→ Try it: Omit the pictures. Print each entry below exactly.

Dataset rows describing interfaces

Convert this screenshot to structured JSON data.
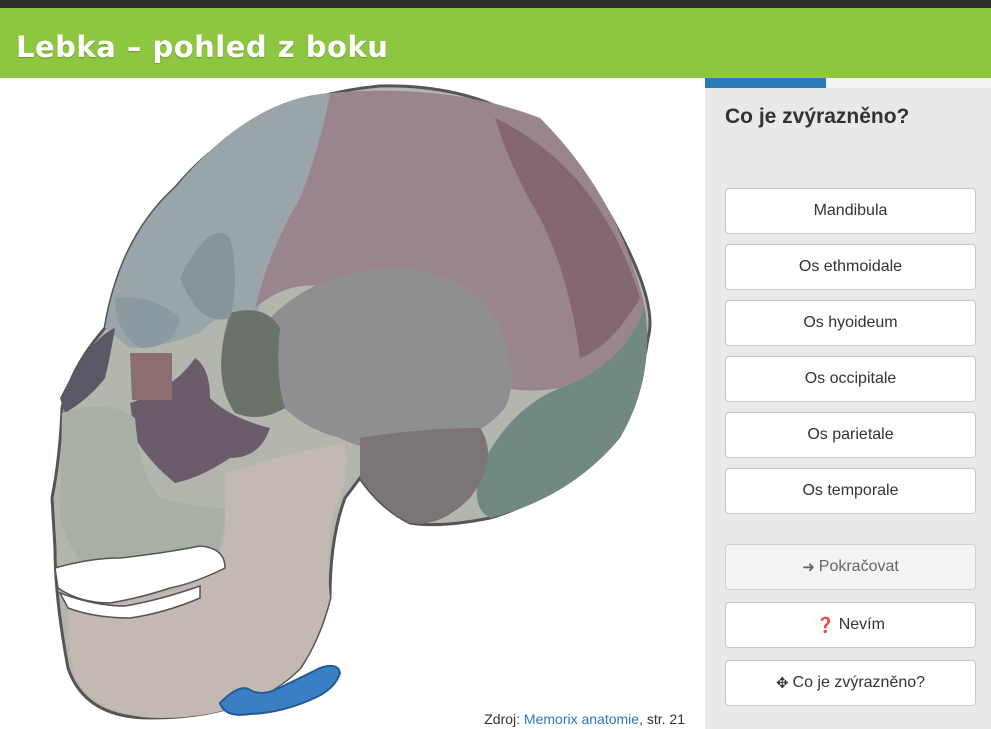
{
  "header": {
    "title": "Lebka – pohled z boku"
  },
  "source": {
    "prefix": "Zdroj: ",
    "link_text": "Memorix anatomie",
    "suffix": ", str. 21"
  },
  "quiz": {
    "progress": 0.42,
    "question": "Co je zvýrazněno?",
    "options": [
      "Mandibula",
      "Os ethmoidale",
      "Os hyoideum",
      "Os occipitale",
      "Os parietale",
      "Os temporale"
    ],
    "continue_label": "Pokračovat",
    "dont_know_label": "Nevím",
    "hint_label": "Co je zvýrazněno?"
  },
  "colors": {
    "accent": "#8dc63f",
    "highlight": "#3a7fc4",
    "link": "#2a7ab8"
  }
}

→ Problem solution:
Convert this screenshot to structured JSON data.
{
  "header": {
    "title": "Lebka – pohled z boku"
  },
  "source": {
    "prefix": "Zdroj: ",
    "link_text": "Memorix anatomie",
    "suffix": ", str. 21"
  },
  "quiz": {
    "progress": 0.42,
    "question": "Co je zvýrazněno?",
    "options": [
      "Mandibula",
      "Os ethmoidale",
      "Os hyoideum",
      "Os occipitale",
      "Os parietale",
      "Os temporale"
    ],
    "continue_label": "Pokračovat",
    "dont_know_label": "Nevím",
    "hint_label": "Co je zvýrazněno?"
  },
  "colors": {
    "accent": "#8dc63f",
    "highlight": "#3a7fc4",
    "link": "#2a7ab8"
  }
}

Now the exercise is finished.